## [What the exercise asks]
For the entries that follow, count the lines containing the string "desc" and write only the number.

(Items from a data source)
[Start of section]

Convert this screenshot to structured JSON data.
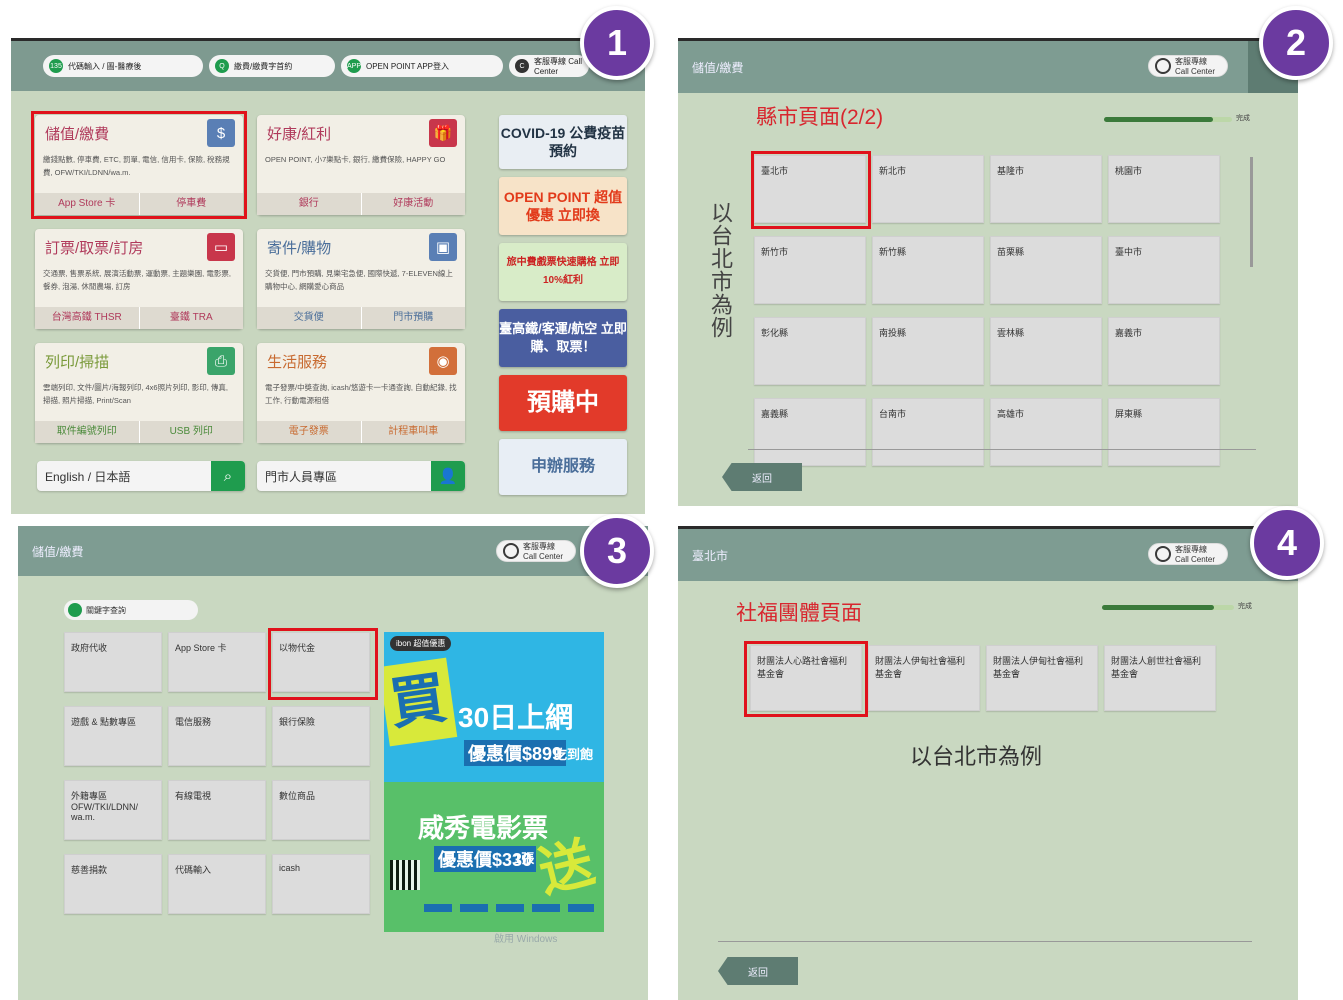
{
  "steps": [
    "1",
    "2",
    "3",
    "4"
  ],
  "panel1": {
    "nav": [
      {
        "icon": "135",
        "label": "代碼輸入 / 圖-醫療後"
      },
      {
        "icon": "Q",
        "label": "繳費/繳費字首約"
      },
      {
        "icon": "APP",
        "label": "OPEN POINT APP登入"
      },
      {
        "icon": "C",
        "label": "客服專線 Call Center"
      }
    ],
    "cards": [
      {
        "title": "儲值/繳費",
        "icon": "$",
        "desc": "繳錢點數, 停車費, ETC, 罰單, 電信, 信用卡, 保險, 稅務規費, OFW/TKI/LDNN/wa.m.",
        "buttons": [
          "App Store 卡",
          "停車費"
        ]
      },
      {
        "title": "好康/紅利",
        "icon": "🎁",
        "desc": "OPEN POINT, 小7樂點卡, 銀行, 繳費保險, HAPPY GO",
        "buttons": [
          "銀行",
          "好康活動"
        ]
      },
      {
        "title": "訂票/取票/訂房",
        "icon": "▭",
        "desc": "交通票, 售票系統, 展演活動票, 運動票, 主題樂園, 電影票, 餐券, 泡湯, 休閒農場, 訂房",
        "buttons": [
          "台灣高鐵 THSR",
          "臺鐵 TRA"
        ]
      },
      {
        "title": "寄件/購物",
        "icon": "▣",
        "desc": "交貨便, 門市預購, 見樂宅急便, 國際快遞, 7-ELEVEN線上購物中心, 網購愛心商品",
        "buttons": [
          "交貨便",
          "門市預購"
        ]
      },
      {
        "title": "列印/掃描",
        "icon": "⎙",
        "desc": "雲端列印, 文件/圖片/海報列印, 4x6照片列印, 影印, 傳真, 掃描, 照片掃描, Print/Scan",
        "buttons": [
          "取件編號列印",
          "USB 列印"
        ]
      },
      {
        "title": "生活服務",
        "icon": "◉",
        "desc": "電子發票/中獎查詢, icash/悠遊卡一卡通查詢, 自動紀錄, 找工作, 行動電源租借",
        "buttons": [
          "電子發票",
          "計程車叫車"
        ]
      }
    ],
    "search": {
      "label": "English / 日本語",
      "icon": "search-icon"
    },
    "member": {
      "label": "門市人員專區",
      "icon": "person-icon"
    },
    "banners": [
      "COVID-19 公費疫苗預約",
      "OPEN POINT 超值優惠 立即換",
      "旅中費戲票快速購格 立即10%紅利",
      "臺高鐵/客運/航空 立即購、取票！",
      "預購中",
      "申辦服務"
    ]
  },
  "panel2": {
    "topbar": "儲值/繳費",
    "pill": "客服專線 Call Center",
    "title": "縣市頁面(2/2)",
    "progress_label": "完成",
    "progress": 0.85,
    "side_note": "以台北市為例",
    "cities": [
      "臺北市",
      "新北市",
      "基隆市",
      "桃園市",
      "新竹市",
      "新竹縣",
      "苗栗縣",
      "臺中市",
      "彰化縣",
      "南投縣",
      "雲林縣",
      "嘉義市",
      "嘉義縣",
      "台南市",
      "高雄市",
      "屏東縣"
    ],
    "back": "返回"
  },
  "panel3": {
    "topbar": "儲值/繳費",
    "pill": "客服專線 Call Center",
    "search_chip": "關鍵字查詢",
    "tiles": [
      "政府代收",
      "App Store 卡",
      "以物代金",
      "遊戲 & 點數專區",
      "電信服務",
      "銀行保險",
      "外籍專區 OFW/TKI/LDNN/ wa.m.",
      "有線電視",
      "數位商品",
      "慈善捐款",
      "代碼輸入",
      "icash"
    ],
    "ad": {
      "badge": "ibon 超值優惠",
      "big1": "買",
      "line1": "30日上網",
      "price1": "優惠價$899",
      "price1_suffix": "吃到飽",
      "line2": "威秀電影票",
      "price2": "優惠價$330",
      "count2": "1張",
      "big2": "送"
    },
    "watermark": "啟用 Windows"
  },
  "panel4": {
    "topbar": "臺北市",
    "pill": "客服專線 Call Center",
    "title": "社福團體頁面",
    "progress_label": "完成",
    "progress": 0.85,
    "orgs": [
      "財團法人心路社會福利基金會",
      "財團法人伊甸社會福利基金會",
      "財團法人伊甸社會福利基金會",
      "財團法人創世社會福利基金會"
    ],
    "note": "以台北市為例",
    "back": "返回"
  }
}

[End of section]
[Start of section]

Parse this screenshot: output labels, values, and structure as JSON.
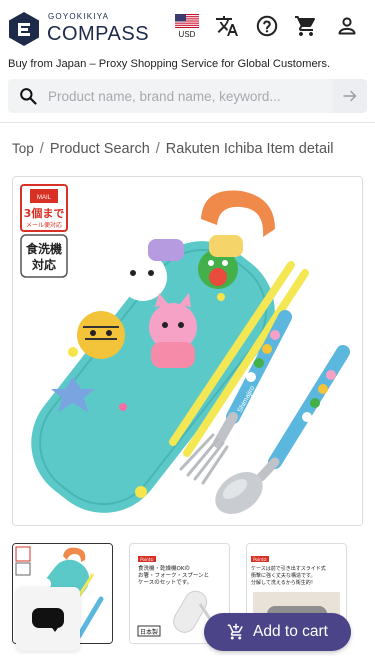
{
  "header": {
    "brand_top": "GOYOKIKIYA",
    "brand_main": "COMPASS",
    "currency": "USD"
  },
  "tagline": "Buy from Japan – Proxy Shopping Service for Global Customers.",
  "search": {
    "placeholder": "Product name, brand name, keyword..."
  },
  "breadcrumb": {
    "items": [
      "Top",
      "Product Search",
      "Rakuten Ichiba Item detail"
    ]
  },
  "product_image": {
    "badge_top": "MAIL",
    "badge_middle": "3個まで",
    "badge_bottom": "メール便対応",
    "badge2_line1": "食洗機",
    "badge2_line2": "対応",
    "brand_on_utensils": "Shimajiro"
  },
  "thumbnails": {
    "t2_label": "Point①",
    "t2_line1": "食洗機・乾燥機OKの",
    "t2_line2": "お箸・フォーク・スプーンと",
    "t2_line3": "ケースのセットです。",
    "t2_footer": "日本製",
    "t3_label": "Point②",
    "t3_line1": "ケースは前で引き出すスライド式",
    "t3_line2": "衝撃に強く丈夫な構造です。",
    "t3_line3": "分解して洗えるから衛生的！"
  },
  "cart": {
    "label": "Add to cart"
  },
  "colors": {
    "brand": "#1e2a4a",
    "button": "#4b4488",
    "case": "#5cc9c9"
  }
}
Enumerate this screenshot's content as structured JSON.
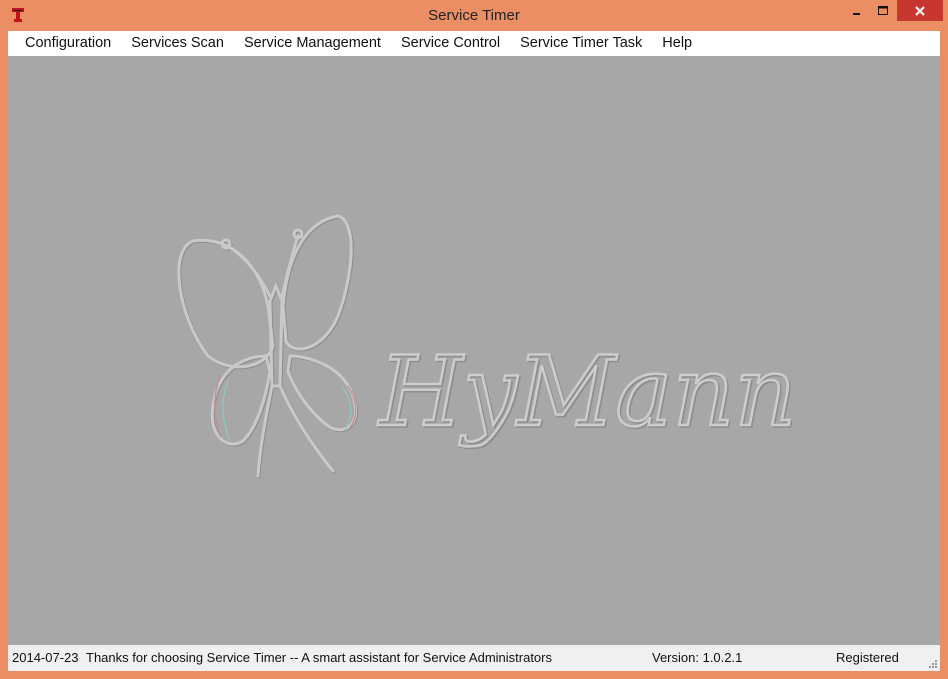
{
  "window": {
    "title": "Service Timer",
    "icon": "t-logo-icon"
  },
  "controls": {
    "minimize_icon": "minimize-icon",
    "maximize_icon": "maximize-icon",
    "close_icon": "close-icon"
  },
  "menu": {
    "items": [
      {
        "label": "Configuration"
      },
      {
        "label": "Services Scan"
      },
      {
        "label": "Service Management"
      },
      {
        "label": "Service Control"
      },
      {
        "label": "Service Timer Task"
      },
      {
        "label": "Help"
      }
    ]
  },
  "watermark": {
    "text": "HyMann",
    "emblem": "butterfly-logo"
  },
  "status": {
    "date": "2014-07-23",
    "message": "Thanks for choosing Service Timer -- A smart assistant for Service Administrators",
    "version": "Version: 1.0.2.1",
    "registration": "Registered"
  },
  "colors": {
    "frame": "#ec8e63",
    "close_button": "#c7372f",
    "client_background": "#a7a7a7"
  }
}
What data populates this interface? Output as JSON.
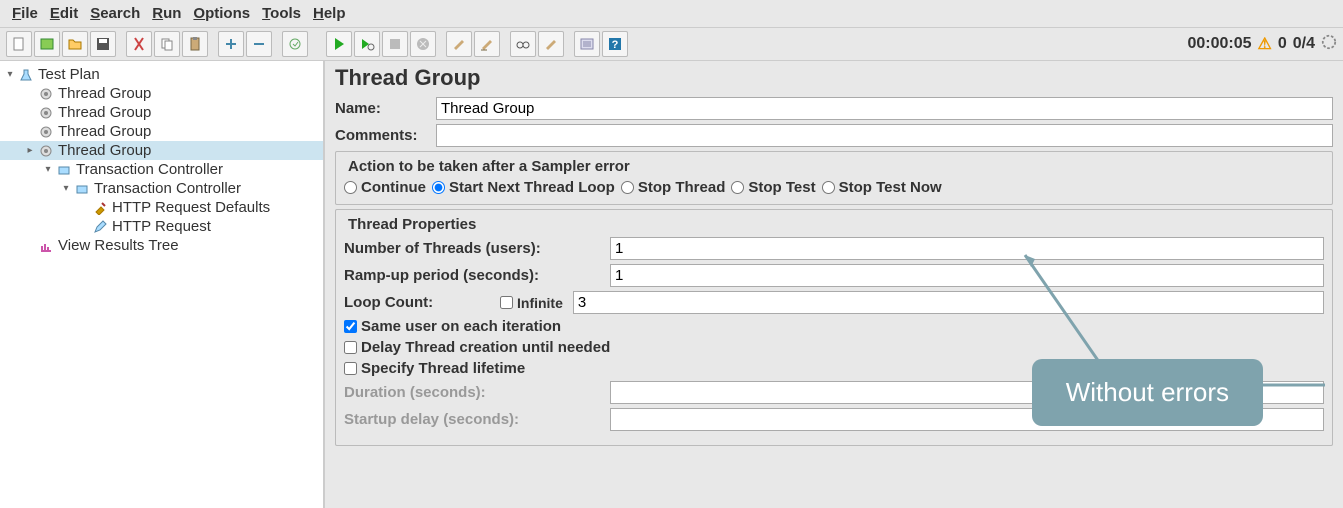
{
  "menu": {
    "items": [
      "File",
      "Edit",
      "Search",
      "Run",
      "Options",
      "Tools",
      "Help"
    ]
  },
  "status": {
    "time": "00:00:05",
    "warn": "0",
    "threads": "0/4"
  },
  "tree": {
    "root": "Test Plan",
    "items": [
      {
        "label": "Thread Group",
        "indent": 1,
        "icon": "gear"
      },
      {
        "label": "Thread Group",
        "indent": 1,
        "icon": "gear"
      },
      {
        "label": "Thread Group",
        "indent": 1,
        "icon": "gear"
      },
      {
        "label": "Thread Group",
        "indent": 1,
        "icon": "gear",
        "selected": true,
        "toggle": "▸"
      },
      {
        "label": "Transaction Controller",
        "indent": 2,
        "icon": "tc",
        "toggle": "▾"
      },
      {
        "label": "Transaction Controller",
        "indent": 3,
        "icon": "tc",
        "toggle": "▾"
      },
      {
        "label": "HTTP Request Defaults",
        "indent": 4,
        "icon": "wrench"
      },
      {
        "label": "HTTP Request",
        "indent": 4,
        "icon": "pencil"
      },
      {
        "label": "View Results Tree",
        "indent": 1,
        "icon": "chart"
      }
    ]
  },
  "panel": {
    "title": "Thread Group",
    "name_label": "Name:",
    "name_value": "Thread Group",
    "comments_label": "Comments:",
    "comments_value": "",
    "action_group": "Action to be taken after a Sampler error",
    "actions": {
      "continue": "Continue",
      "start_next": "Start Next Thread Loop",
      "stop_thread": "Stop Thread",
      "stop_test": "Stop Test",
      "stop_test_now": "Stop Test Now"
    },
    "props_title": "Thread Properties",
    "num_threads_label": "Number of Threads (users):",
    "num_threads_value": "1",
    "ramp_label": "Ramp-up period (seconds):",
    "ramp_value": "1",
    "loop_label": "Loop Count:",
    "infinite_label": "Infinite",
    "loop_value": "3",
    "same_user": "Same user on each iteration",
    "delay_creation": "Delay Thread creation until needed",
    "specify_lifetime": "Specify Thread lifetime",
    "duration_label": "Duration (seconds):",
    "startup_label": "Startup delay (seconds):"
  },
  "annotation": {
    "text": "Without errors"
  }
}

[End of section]

## [Your response]
6